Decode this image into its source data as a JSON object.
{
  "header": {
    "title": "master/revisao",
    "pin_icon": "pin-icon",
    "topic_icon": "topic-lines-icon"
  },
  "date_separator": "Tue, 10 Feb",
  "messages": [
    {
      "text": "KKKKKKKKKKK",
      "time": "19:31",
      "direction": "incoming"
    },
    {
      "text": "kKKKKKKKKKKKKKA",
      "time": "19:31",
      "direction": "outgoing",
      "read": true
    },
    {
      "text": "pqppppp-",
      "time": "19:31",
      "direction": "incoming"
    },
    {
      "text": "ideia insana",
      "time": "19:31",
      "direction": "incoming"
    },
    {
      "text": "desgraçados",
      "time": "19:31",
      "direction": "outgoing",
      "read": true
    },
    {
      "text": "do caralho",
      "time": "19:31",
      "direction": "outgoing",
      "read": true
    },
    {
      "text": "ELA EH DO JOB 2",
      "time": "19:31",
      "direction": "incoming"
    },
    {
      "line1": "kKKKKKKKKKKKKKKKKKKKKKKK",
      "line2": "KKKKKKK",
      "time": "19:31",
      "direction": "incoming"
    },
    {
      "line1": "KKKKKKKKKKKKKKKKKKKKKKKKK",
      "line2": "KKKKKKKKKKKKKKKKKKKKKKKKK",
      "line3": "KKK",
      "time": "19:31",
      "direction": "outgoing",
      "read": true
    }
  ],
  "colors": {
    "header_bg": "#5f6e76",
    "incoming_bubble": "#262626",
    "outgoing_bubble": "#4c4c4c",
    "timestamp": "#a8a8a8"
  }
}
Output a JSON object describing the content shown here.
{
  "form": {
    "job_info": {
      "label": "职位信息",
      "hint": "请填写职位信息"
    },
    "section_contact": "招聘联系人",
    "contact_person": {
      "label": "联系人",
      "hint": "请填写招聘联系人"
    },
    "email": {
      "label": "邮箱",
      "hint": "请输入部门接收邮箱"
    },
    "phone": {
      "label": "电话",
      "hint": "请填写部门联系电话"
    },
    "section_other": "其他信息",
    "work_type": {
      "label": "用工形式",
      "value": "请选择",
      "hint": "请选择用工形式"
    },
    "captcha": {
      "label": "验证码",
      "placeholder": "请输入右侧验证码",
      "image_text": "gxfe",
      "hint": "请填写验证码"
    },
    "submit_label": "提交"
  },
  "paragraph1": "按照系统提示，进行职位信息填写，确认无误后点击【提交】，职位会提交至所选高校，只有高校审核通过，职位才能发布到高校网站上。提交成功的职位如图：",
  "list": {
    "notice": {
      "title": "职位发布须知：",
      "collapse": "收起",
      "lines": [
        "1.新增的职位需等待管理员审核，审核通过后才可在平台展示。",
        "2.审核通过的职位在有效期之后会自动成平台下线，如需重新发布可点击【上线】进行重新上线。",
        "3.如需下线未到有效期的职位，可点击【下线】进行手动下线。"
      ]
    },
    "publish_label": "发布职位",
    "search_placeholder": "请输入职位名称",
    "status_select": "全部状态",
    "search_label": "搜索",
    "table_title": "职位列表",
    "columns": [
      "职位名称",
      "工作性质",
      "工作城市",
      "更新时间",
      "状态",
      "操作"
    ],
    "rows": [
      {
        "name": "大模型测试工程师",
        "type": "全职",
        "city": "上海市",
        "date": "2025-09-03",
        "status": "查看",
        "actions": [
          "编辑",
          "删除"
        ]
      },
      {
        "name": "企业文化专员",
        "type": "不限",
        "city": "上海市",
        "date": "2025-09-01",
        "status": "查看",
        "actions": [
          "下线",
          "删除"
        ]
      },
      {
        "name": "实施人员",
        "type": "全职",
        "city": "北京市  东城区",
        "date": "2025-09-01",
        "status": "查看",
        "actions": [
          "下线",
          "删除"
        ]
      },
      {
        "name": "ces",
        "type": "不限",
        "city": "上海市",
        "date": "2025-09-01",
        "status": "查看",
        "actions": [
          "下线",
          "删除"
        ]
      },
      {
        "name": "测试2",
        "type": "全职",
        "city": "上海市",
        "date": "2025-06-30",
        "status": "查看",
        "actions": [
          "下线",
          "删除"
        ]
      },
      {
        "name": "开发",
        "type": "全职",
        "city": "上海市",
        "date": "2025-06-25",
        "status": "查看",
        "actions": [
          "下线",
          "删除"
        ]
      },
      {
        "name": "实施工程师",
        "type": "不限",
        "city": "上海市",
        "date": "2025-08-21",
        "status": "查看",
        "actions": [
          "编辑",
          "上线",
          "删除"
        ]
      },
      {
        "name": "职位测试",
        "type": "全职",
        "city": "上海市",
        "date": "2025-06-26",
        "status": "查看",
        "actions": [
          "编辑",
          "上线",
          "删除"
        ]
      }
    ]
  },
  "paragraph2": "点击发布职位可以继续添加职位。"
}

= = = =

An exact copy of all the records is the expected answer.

Decode this image into its source data as a JSON object.
{
  "header": {
    "title": "master/revisao",
    "pin_icon": "pin-icon",
    "topic_icon": "topic-lines-icon"
  },
  "date_separator": "Tue, 10 Feb",
  "messages": [
    {
      "text": "KKKKKKKKKKK",
      "time": "19:31",
      "direction": "incoming"
    },
    {
      "text": "kKKKKKKKKKKKKKA",
      "time": "19:31",
      "direction": "outgoing",
      "read": true
    },
    {
      "text": "pqppppp-",
      "time": "19:31",
      "direction": "incoming"
    },
    {
      "text": "ideia insana",
      "time": "19:31",
      "direction": "incoming"
    },
    {
      "text": "desgraçados",
      "time": "19:31",
      "direction": "outgoing",
      "read": true
    },
    {
      "text": "do caralho",
      "time": "19:31",
      "direction": "outgoing",
      "read": true
    },
    {
      "text": "ELA EH DO JOB 2",
      "time": "19:31",
      "direction": "incoming"
    },
    {
      "line1": "kKKKKKKKKKKKKKKKKKKKKKKK",
      "line2": "KKKKKKK",
      "time": "19:31",
      "direction": "incoming"
    },
    {
      "line1": "KKKKKKKKKKKKKKKKKKKKKKKKK",
      "line2": "KKKKKKKKKKKKKKKKKKKKKKKKK",
      "line3": "KKK",
      "time": "19:31",
      "direction": "outgoing",
      "read": true
    }
  ],
  "colors": {
    "header_bg": "#5f6e76",
    "incoming_bubble": "#262626",
    "outgoing_bubble": "#4c4c4c",
    "timestamp": "#a8a8a8"
  }
}
Output a JSON object describing the content shown here.
{
  "form": {
    "job_info": {
      "label": "职位信息",
      "hint": "请填写职位信息"
    },
    "section_contact": "招聘联系人",
    "contact_person": {
      "label": "联系人",
      "hint": "请填写招聘联系人"
    },
    "email": {
      "label": "邮箱",
      "hint": "请输入部门接收邮箱"
    },
    "phone": {
      "label": "电话",
      "hint": "请填写部门联系电话"
    },
    "section_other": "其他信息",
    "work_type": {
      "label": "用工形式",
      "value": "请选择",
      "hint": "请选择用工形式"
    },
    "captcha": {
      "label": "验证码",
      "placeholder": "请输入右侧验证码",
      "image_text": "gxfe",
      "hint": "请填写验证码"
    },
    "submit_label": "提交"
  },
  "paragraph1": "按照系统提示，进行职位信息填写，确认无误后点击【提交】，职位会提交至所选高校，只有高校审核通过，职位才能发布到高校网站上。提交成功的职位如图：",
  "list": {
    "notice": {
      "title": "职位发布须知：",
      "collapse": "收起",
      "lines": [
        "1.新增的职位需等待管理员审核，审核通过后才可在平台展示。",
        "2.审核通过的职位在有效期之后会自动成平台下线，如需重新发布可点击【上线】进行重新上线。",
        "3.如需下线未到有效期的职位，可点击【下线】进行手动下线。"
      ]
    },
    "publish_label": "发布职位",
    "search_placeholder": "请输入职位名称",
    "status_select": "全部状态",
    "search_label": "搜索",
    "table_title": "职位列表",
    "columns": [
      "职位名称",
      "工作性质",
      "工作城市",
      "更新时间",
      "状态",
      "操作"
    ],
    "rows": [
      {
        "name": "大模型测试工程师",
        "type": "全职",
        "city": "上海市",
        "date": "2025-09-03",
        "status": "查看",
        "actions": [
          "编辑",
          "删除"
        ]
      },
      {
        "name": "企业文化专员",
        "type": "不限",
        "city": "上海市",
        "date": "2025-09-01",
        "status": "查看",
        "actions": [
          "下线",
          "删除"
        ]
      },
      {
        "name": "实施人员",
        "type": "全职",
        "city": "北京市  东城区",
        "date": "2025-09-01",
        "status": "查看",
        "actions": [
          "下线",
          "删除"
        ]
      },
      {
        "name": "ces",
        "type": "不限",
        "city": "上海市",
        "date": "2025-09-01",
        "status": "查看",
        "actions": [
          "下线",
          "删除"
        ]
      },
      {
        "name": "测试2",
        "type": "全职",
        "city": "上海市",
        "date": "2025-06-30",
        "status": "查看",
        "actions": [
          "下线",
          "删除"
        ]
      },
      {
        "name": "开发",
        "type": "全职",
        "city": "上海市",
        "date": "2025-06-25",
        "status": "查看",
        "actions": [
          "下线",
          "删除"
        ]
      },
      {
        "name": "实施工程师",
        "type": "不限",
        "city": "上海市",
        "date": "2025-08-21",
        "status": "查看",
        "actions": [
          "编辑",
          "上线",
          "删除"
        ]
      },
      {
        "name": "职位测试",
        "type": "全职",
        "city": "上海市",
        "date": "2025-06-26",
        "status": "查看",
        "actions": [
          "编辑",
          "上线",
          "删除"
        ]
      }
    ]
  },
  "paragraph2": "点击发布职位可以继续添加职位。"
}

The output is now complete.